> _Assignment_: The lines to return are those below that contain the word "Cartões".

> _Entries shown_:
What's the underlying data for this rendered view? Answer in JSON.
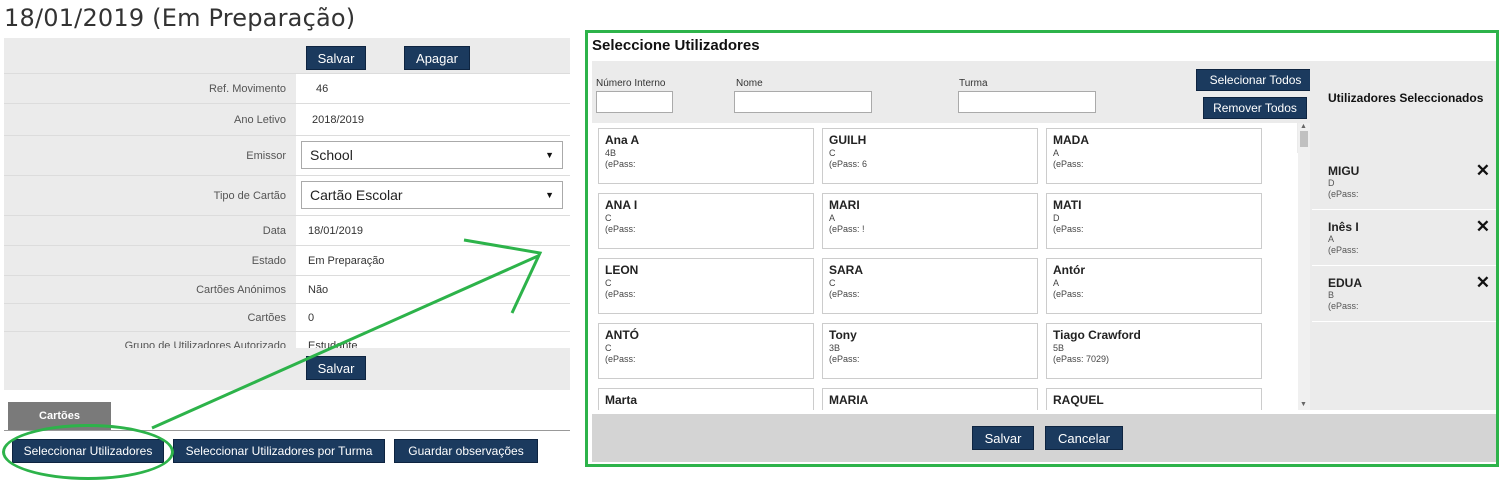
{
  "page": {
    "title": "18/01/2019 (Em Preparação)"
  },
  "form": {
    "save_label": "Salvar",
    "delete_label": "Apagar",
    "fields": [
      {
        "label": "Ref. Movimento",
        "value": "46"
      },
      {
        "label": "Ano Letivo",
        "value": "2018/2019"
      },
      {
        "label": "Emissor",
        "value": "School"
      },
      {
        "label": "Tipo de Cartão",
        "value": "Cartão Escolar"
      },
      {
        "label": "Data",
        "value": "18/01/2019"
      },
      {
        "label": "Estado",
        "value": "Em Preparação"
      },
      {
        "label": "Cartões Anónimos",
        "value": "Não"
      },
      {
        "label": "Cartões",
        "value": "0"
      },
      {
        "label": "Grupo de Utilizadores Autorizado",
        "value": "Estudante"
      }
    ],
    "bottom_save_label": "Salvar"
  },
  "tabs": {
    "cartoes": "Cartões"
  },
  "actions": {
    "select_users": "Seleccionar Utilizadores",
    "select_users_by_class": "Seleccionar Utilizadores por Turma",
    "save_notes": "Guardar observações"
  },
  "modal": {
    "title": "Seleccione Utilizadores",
    "filters": {
      "numero_label": "Número Interno",
      "nome_label": "Nome",
      "turma_label": "Turma"
    },
    "select_all_label": "Selecionar Todos",
    "remove_all_label": "Remover Todos",
    "selected_title": "Utilizadores Seleccionados",
    "users": [
      {
        "name": "Ana A",
        "turma": "4B",
        "epass": "(ePass:"
      },
      {
        "name": "GUILH",
        "turma": "C",
        "epass": "(ePass: 6"
      },
      {
        "name": "MADA",
        "turma": "A",
        "epass": "(ePass:"
      },
      {
        "name": "ANA I",
        "turma": "C",
        "epass": "(ePass:"
      },
      {
        "name": "MARI",
        "turma": "A",
        "epass": "(ePass: !"
      },
      {
        "name": "MATI",
        "turma": "D",
        "epass": "(ePass:"
      },
      {
        "name": "LEON",
        "turma": "C",
        "epass": "(ePass:"
      },
      {
        "name": "SARA",
        "turma": "C",
        "epass": "(ePass:"
      },
      {
        "name": "Antór",
        "turma": "A",
        "epass": "(ePass:"
      },
      {
        "name": "ANTÓ",
        "turma": "C",
        "epass": "(ePass:"
      },
      {
        "name": "Tony",
        "turma": "3B",
        "epass": "(ePass:"
      },
      {
        "name": "Tiago Crawford",
        "turma": "5B",
        "epass": "(ePass: 7029)"
      },
      {
        "name": "Marta",
        "turma": "",
        "epass": ""
      },
      {
        "name": "MARIA",
        "turma": "",
        "epass": ""
      },
      {
        "name": "RAQUEL",
        "turma": "",
        "epass": ""
      }
    ],
    "selected_users": [
      {
        "name": "MIGU",
        "turma": "D",
        "epass": "(ePass:"
      },
      {
        "name": "Inês I",
        "turma": "A",
        "epass": "(ePass:"
      },
      {
        "name": "EDUA",
        "turma": "B",
        "epass": "(ePass:"
      }
    ],
    "close_symbol": "✕",
    "save_label": "Salvar",
    "cancel_label": "Cancelar"
  },
  "colors": {
    "button": "#1b3a5e",
    "highlight": "#2db34a",
    "panel": "#ebebeb"
  }
}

> _Answer space_:
        "label": "Cartões Anónimos",
        "label": "Cartões",
    "cartoes": "Cartões"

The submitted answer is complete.